◆ REQUIREMENT: Your answer should consist of every line in the records that holds "Статус".

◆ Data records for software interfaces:
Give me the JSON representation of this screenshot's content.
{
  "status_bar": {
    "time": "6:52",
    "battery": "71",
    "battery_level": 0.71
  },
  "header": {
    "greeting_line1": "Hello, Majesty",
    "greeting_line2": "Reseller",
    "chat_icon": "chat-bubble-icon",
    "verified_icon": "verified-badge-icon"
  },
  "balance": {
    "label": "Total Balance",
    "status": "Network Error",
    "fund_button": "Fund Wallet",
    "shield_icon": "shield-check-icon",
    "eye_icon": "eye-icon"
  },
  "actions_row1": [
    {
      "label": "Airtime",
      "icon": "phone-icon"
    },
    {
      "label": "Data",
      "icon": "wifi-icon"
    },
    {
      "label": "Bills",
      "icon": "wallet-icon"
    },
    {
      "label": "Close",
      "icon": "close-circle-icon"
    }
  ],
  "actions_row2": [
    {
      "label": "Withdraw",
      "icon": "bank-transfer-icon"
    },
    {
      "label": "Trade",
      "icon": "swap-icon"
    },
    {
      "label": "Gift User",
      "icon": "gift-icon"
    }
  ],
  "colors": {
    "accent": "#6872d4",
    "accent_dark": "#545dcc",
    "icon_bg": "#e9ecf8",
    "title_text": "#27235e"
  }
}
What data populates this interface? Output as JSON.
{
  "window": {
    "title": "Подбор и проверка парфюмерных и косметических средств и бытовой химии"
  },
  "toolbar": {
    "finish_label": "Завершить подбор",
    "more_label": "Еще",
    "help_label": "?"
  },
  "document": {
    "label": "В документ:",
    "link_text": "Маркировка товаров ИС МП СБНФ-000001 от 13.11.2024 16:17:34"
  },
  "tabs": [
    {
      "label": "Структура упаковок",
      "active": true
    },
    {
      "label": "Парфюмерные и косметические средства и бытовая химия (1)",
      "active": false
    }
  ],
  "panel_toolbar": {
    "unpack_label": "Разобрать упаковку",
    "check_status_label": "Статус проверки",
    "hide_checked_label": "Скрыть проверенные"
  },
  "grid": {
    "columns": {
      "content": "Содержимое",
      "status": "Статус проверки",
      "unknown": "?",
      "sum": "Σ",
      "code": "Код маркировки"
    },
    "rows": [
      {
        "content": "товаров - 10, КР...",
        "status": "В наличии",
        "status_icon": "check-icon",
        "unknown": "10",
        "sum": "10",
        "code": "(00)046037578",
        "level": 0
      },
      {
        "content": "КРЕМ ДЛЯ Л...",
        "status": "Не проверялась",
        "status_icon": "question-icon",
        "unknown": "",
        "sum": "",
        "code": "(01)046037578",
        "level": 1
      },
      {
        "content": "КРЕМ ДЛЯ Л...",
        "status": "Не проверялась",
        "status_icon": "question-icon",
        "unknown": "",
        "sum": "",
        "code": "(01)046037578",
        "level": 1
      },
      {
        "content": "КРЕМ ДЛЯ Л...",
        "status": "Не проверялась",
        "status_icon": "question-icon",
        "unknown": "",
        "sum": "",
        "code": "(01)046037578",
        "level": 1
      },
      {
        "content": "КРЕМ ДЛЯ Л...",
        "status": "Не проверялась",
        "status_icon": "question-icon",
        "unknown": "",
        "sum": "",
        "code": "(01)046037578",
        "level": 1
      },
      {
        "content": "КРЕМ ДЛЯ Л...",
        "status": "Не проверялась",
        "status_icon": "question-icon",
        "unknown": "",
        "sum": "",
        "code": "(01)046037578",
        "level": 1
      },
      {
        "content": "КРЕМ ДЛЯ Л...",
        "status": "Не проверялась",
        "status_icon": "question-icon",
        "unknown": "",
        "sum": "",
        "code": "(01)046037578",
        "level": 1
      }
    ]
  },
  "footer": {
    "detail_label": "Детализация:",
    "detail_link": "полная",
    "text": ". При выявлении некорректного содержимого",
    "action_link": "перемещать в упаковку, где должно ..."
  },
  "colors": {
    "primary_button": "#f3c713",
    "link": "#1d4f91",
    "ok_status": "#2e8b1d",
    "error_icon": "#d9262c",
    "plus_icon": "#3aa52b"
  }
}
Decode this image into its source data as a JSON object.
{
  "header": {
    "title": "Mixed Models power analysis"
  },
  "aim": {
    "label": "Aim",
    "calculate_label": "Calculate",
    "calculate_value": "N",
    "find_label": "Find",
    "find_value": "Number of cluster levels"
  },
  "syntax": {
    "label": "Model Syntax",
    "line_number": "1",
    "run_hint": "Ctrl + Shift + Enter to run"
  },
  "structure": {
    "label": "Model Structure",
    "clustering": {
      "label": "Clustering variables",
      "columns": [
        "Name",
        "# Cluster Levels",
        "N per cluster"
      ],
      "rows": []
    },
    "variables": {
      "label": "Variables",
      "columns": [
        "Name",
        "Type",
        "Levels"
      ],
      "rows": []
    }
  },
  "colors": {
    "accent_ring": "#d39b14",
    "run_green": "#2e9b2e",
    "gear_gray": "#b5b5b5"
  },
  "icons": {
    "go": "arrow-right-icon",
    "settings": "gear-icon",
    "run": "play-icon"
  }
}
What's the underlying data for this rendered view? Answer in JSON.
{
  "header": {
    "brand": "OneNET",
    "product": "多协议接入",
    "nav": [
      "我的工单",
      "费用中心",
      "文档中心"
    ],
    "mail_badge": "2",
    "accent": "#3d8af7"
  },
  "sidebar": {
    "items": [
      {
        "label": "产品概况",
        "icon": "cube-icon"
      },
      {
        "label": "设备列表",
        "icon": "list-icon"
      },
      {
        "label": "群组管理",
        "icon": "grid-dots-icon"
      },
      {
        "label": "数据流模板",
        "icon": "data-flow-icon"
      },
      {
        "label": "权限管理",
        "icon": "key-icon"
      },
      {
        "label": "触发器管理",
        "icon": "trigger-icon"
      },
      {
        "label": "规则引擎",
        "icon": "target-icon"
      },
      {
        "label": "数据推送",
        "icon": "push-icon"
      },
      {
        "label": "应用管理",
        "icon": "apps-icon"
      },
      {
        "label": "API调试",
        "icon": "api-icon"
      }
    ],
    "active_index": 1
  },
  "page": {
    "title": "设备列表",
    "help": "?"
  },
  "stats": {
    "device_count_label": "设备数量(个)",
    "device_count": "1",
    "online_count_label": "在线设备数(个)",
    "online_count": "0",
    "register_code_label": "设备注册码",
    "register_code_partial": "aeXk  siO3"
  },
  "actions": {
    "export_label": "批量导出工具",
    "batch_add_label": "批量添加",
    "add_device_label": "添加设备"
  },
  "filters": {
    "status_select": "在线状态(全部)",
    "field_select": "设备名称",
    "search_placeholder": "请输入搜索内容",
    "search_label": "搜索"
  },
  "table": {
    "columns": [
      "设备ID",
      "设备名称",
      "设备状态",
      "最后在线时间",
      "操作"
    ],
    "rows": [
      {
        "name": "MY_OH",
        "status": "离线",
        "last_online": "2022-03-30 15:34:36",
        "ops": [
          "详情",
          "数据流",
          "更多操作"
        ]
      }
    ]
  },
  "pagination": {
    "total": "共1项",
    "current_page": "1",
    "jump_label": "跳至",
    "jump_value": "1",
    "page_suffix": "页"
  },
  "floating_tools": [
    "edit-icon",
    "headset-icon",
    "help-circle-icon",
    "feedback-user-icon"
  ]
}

◆ OUTPUT FOR THIS EXERCISE:
    "check_status_label": "Статус проверки",
      "status": "Статус проверки",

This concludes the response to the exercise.